==== Entries shown ====
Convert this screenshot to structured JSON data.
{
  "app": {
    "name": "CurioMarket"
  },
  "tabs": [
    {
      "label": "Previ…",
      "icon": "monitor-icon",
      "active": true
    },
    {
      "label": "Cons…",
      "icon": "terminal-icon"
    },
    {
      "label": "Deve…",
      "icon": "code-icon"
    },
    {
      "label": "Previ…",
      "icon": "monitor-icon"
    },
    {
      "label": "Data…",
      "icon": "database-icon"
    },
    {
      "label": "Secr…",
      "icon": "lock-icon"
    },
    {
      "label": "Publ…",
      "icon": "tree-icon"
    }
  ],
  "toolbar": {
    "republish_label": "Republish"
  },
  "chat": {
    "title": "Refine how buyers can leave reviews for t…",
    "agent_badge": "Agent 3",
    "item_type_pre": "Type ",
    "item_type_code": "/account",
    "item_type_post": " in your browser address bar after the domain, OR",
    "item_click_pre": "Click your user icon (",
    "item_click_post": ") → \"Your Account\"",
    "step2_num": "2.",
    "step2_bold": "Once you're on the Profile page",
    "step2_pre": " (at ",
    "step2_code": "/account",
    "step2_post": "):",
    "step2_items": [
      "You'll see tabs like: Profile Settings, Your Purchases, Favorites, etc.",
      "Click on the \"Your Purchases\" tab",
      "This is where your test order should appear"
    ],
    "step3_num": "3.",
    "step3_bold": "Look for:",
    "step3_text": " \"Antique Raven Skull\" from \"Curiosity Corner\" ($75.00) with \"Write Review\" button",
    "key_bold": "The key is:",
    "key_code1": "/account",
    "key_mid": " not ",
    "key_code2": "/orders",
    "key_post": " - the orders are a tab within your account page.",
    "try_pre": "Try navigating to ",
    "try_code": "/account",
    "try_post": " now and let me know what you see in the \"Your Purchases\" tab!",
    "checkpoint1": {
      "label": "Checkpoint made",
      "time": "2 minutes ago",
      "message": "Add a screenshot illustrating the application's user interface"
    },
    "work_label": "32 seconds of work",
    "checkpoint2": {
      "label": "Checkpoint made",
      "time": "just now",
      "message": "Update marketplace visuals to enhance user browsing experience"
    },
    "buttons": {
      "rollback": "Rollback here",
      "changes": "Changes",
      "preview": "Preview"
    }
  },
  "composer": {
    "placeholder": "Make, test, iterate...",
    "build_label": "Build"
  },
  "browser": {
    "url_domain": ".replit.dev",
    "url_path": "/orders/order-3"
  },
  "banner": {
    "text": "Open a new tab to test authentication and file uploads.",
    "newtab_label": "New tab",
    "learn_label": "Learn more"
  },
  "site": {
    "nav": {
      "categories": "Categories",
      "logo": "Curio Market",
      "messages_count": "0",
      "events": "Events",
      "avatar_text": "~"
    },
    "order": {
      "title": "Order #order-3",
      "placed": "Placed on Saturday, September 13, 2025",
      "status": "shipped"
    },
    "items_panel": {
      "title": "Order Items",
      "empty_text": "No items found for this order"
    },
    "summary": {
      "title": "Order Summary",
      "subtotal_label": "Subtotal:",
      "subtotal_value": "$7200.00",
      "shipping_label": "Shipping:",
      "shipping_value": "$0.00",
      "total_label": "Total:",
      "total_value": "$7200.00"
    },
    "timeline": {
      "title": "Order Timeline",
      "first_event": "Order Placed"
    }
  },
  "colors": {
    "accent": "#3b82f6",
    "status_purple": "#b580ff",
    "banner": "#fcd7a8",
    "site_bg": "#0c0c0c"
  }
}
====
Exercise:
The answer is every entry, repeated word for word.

Exercise result:
Convert this screenshot to structured JSON data.
{
  "app": {
    "name": "CurioMarket"
  },
  "tabs": [
    {
      "label": "Previ…",
      "icon": "monitor-icon",
      "active": true
    },
    {
      "label": "Cons…",
      "icon": "terminal-icon"
    },
    {
      "label": "Deve…",
      "icon": "code-icon"
    },
    {
      "label": "Previ…",
      "icon": "monitor-icon"
    },
    {
      "label": "Data…",
      "icon": "database-icon"
    },
    {
      "label": "Secr…",
      "icon": "lock-icon"
    },
    {
      "label": "Publ…",
      "icon": "tree-icon"
    }
  ],
  "toolbar": {
    "republish_label": "Republish"
  },
  "chat": {
    "title": "Refine how buyers can leave reviews for t…",
    "agent_badge": "Agent 3",
    "item_type_pre": "Type ",
    "item_type_code": "/account",
    "item_type_post": " in your browser address bar after the domain, OR",
    "item_click_pre": "Click your user icon (",
    "item_click_post": ") → \"Your Account\"",
    "step2_num": "2.",
    "step2_bold": "Once you're on the Profile page",
    "step2_pre": " (at ",
    "step2_code": "/account",
    "step2_post": "):",
    "step2_items": [
      "You'll see tabs like: Profile Settings, Your Purchases, Favorites, etc.",
      "Click on the \"Your Purchases\" tab",
      "This is where your test order should appear"
    ],
    "step3_num": "3.",
    "step3_bold": "Look for:",
    "step3_text": " \"Antique Raven Skull\" from \"Curiosity Corner\" ($75.00) with \"Write Review\" button",
    "key_bold": "The key is:",
    "key_code1": "/account",
    "key_mid": " not ",
    "key_code2": "/orders",
    "key_post": " - the orders are a tab within your account page.",
    "try_pre": "Try navigating to ",
    "try_code": "/account",
    "try_post": " now and let me know what you see in the \"Your Purchases\" tab!",
    "checkpoint1": {
      "label": "Checkpoint made",
      "time": "2 minutes ago",
      "message": "Add a screenshot illustrating the application's user interface"
    },
    "work_label": "32 seconds of work",
    "checkpoint2": {
      "label": "Checkpoint made",
      "time": "just now",
      "message": "Update marketplace visuals to enhance user browsing experience"
    },
    "buttons": {
      "rollback": "Rollback here",
      "changes": "Changes",
      "preview": "Preview"
    }
  },
  "composer": {
    "placeholder": "Make, test, iterate...",
    "build_label": "Build"
  },
  "browser": {
    "url_domain": ".replit.dev",
    "url_path": "/orders/order-3"
  },
  "banner": {
    "text": "Open a new tab to test authentication and file uploads.",
    "newtab_label": "New tab",
    "learn_label": "Learn more"
  },
  "site": {
    "nav": {
      "categories": "Categories",
      "logo": "Curio Market",
      "messages_count": "0",
      "events": "Events",
      "avatar_text": "~"
    },
    "order": {
      "title": "Order #order-3",
      "placed": "Placed on Saturday, September 13, 2025",
      "status": "shipped"
    },
    "items_panel": {
      "title": "Order Items",
      "empty_text": "No items found for this order"
    },
    "summary": {
      "title": "Order Summary",
      "subtotal_label": "Subtotal:",
      "subtotal_value": "$7200.00",
      "shipping_label": "Shipping:",
      "shipping_value": "$0.00",
      "total_label": "Total:",
      "total_value": "$7200.00"
    },
    "timeline": {
      "title": "Order Timeline",
      "first_event": "Order Placed"
    }
  },
  "colors": {
    "accent": "#3b82f6",
    "status_purple": "#b580ff",
    "banner": "#fcd7a8",
    "site_bg": "#0c0c0c"
  }
}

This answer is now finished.